Content starts

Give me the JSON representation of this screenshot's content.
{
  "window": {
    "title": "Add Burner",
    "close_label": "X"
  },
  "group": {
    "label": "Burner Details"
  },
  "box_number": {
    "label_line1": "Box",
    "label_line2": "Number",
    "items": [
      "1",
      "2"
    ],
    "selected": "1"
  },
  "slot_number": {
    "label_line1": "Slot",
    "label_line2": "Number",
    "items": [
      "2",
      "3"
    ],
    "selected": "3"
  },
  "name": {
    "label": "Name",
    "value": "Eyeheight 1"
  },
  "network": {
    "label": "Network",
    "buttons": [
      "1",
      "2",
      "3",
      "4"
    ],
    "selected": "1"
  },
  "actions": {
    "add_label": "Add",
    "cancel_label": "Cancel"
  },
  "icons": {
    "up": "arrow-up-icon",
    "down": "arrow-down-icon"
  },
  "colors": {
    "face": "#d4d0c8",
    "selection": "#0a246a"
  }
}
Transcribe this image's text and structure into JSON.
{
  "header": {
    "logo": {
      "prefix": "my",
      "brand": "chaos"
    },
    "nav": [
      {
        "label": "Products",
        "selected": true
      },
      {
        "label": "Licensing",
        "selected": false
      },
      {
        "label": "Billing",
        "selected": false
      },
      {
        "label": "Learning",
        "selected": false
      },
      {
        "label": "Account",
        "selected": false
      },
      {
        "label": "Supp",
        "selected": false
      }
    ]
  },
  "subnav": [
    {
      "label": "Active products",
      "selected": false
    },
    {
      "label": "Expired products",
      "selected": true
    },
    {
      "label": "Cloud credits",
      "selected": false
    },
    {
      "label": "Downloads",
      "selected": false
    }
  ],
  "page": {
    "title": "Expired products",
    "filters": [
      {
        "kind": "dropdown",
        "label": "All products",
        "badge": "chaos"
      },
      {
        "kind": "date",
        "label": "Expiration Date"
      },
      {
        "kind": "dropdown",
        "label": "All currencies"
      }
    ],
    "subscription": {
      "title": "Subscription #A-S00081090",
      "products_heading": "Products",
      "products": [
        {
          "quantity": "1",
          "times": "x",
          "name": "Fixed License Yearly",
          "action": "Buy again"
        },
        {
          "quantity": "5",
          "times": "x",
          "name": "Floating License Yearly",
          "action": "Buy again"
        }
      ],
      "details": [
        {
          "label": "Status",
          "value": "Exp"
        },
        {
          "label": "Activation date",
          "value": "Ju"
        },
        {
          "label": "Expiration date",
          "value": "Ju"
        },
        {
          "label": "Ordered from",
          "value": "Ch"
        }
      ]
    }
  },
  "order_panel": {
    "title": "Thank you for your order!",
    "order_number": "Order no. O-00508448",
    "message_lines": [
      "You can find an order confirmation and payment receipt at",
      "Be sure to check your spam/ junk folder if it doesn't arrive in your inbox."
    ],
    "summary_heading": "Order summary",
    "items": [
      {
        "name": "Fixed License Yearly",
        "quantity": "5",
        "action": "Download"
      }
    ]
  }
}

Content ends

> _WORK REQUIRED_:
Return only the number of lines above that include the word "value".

> _OUTPUT FOR THIS EXERCISE_:
5